A pretty, elegant blond with sharp features and an even sharper mind could become the face of Germany’s new role in the world.
Just weeks ago, she had no idea this would happen to her—and then Chancellor Angela Merkel convinced her to take the position. Now, Ursula von der Leyen is the first female German Minister of Defense, and she wasted no time in making clear that the times of restraint are over.
She did that publicly even before German President Joachim Gauck presented this new direction of German foreign policy in his remarkable speech before the 50th Munich Security Conference (MSC). It was the defining moment of this anniversary:
“The Federal Republic [of Germany] has to be ready to do more for this security which for decades was provided by others for her,” Gauck said. “To believe Germany could just continue like before—this does not convince me.” Germany can no longer hide behind its past.
It may become an historic event in a time full of remarkable anniversaries.
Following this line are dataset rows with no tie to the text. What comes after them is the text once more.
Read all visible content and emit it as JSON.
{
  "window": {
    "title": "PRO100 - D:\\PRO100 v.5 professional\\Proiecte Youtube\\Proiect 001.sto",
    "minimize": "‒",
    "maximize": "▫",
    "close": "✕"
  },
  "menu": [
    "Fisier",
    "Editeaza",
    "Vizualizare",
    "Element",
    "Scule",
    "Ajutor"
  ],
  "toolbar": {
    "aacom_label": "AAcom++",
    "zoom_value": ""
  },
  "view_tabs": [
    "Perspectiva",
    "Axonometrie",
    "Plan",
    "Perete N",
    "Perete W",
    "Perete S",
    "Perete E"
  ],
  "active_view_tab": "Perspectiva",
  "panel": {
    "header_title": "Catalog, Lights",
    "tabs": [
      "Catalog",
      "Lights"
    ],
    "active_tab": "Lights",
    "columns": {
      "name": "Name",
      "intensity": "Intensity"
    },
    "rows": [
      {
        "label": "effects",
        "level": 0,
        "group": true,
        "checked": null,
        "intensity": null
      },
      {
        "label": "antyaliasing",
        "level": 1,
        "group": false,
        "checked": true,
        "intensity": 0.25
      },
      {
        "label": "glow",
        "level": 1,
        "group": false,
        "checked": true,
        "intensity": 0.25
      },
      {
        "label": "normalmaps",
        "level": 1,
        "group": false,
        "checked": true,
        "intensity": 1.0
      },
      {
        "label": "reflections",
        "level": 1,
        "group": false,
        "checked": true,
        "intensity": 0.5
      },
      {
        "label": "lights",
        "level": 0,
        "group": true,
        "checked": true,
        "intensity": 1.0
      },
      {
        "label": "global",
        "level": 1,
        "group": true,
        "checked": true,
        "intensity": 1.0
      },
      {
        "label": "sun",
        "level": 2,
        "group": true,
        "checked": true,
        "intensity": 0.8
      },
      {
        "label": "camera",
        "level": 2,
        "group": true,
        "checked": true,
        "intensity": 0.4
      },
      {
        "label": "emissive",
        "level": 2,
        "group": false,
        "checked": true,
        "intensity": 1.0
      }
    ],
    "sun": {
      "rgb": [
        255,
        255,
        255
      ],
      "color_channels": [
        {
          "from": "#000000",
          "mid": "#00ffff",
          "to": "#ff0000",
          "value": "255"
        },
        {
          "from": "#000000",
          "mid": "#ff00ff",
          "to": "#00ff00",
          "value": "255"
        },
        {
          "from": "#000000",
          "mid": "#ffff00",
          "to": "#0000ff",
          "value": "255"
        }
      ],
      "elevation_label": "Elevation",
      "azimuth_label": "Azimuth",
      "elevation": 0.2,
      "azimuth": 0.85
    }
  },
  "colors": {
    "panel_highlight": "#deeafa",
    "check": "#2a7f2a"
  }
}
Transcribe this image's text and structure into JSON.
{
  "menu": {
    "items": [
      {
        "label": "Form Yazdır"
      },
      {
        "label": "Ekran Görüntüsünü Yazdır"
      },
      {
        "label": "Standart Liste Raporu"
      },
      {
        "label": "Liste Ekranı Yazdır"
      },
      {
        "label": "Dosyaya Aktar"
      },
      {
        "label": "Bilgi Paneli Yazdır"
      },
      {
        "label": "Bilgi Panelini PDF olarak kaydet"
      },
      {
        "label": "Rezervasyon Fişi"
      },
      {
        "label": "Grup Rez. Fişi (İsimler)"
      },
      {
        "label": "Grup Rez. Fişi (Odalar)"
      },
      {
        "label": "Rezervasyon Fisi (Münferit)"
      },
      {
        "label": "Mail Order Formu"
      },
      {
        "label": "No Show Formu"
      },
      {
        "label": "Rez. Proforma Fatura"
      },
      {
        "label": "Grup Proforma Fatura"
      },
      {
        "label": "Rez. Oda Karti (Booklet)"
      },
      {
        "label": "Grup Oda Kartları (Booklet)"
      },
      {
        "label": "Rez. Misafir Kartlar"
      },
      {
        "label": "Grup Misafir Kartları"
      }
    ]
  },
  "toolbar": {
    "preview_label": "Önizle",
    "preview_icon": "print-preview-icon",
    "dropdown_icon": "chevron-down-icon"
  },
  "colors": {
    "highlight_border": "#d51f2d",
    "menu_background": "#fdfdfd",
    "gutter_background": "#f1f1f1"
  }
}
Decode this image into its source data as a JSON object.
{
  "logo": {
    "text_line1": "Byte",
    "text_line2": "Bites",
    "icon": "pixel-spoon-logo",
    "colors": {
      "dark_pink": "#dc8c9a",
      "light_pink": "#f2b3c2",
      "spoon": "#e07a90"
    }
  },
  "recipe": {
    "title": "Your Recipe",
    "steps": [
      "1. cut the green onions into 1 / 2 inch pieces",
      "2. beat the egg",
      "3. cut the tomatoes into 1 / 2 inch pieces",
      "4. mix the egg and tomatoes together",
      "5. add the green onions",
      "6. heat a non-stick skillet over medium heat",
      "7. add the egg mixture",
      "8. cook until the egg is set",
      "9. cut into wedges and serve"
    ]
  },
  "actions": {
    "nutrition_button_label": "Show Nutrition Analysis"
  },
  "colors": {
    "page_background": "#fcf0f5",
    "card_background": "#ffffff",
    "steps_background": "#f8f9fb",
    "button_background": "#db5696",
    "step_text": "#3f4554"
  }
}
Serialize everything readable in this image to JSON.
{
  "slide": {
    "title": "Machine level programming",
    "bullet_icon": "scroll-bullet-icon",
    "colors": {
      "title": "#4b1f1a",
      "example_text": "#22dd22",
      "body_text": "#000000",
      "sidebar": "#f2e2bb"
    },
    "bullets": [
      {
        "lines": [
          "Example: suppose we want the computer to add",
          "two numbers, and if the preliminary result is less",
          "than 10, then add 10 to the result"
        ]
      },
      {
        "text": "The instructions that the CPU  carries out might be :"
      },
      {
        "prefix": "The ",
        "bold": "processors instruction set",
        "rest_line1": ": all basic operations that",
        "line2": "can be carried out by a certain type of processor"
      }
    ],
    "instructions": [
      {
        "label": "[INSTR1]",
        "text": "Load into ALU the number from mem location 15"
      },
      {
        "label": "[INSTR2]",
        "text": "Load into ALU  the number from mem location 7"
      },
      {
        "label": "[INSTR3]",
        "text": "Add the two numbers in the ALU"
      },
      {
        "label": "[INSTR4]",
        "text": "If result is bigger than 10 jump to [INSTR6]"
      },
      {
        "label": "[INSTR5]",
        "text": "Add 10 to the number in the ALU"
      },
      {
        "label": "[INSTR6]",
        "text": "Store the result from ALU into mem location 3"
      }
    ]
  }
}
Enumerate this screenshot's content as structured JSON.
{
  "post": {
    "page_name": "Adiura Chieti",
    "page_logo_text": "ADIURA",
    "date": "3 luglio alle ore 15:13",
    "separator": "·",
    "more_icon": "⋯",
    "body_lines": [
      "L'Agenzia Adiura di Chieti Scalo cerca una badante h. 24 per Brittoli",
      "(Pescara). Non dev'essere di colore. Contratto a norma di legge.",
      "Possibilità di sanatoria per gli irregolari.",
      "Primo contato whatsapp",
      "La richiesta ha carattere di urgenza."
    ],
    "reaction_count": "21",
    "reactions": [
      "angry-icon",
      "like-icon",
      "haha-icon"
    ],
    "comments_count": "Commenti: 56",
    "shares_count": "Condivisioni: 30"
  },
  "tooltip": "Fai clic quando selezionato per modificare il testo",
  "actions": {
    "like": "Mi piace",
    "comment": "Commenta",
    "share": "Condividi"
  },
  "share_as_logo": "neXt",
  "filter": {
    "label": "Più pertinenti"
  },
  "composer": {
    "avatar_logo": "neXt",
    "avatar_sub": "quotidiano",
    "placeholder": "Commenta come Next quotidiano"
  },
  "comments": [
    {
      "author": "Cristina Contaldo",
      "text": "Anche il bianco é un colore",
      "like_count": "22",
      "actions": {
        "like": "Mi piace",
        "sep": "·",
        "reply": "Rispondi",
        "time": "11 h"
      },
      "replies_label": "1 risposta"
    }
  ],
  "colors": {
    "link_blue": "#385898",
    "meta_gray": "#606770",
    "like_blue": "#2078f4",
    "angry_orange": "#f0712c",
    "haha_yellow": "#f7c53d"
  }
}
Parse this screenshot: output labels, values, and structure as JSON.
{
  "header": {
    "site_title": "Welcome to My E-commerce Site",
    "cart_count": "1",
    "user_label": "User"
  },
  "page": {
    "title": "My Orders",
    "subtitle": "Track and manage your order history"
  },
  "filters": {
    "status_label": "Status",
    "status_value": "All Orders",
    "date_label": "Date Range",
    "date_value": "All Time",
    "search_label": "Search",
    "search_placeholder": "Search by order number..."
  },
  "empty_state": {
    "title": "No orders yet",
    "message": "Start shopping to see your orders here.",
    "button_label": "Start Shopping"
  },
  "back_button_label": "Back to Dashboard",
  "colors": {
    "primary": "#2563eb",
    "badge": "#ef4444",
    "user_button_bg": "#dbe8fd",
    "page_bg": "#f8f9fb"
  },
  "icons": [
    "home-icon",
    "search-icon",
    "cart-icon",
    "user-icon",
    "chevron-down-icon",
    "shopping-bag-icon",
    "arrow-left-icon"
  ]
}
For Germans, this year marks the 100th anniversary of the start of World War I and the 25th anniversary of the fall of the Berlin Wall and the end of the Cold War, and will lead up to the 70th anniversary commemoration of the end of World War II in 2015. Even if Germans would rather not, this is a perfect time to take stock and debate where Europe’s largest country is heading.
Earlier, Germany’s former chancellor, Helmut Kohl, fended off the pressure coming from Washington and other capitals to contribute more German soldiers to missions abroad by saying, “First, the world criticized us for getting into our combat boots too fast, now they criticize us for not getting into those combat boots fast enough,” echoing a strong sentiment among the German public. When Saddam Hussein attacked Kuwait shortly after German reunification, Kohl got by writing a fat check as Germany’s contribution to the Gulf War—a strategy the country had repeatedly used to please its allies. But even Kohl could not use financial support to completely keep the country out of military adventures. When the former Yugoslavia broke apart, followed by bloody atrocities, Kohl caved and sent troops to the Balkans.
Kohl’s successor, Gerhard Schröder, ordered the first participation in a real war since 1945, with German air force bombers being used in 1999, after the conflict escalated. A taboo had been broken by Schröder and his foreign minister, Joschka Fischer, and Germans quickly found themselves in an unthinkable mission, at least by their standards. After 9/11, Schröder promised the United States “unlimited solidarity.” And he delivered, deploying German troops in Afghanistan, where they are still active. But when George W. Bush tried to coerce him to follow up in Iraq with even more soldiers, Schröder refused, creating a rift that took a long time to heal.
Angela Merkel was also not eager to actively involve Germany in the troubles of this world. Her foreign minister, Guido Westerwelle, made it a hallmark of his four years in the foreign office to promote a “culture of restraint,” producing considerable frustration among allies in Europe and the United States, when he kept German troops out of the Libya intervention—confirming the image of “Germany, the reluctant hegemon,” as the Economist put it.
But this reluctance seems to have come to an end. With the new Grand Coalition and an 80 percent majority in parliament, Merkel and her new team are sending out strong signals that Germany is ready to do more. As a first step, the Bundeswehr will send more soldiers to Africa, supporting France in its effort to stabilize the fragile situation in Mali and the Central African Republic. Again, there will be no combat troops, but these missions are no doubt an attempt to clearly tell the world that the “culture of restraint” is fading away. “It is expected from us, and rightly so, that we get involved,” foreign minister Frank-Walter Steinmeier, a Social Democrat, said in a recent interview. “Germany,” he argues, “is too big to just comment on world affairs.” Ursula von der Leyen added, “Indifference is no option for a country like Germany, neither from a point of view of security, nor from a humanitarian view.”
In other words, the comfort of remaining on the sidelines is over. By choosing to become involved in two missions in former French colonies, the new German government is also demonstrating a renewed effort to enhance its strained relations with France.
Defense minister von der Leyen will have to provide the troops, and that will not be easy. In fact, the world should not expect too much of Germany. The Bundeswehr is shrinking as never before, and although the new official German willingness to do more was met with much applause in Munich, the German public—still pacifistic in its heart of hearts—is not enthralled with the idea of military adventures in faraway parts of the world. In a recent poll, 62 percent of Germans expressed strong resistance to increased military involvement abroad. Most German troops will come home from Afghanistan this year, but a majority of their fellow countrymen never supported their mission and would prefer that they stay at home.
Angela Merkel and her government, as well as the legislators in the Grand Coalition, are facing a major challenge. They will have to convince the skeptical Germans that German interests must be defended with military means in Africa. But a sea change is in the works and, when push comes to shove, Ursula von der Leyen will have to deliver. How well she does will also be a test for a much larger future role for her. She is the leading candidate to follow Angela Merkel as chancellor, if and when Merkel ever steps down. In Berlin, everyone will be closely watching her performance in the event that allies demand Germany make good on the spectacular announcements made in Munich.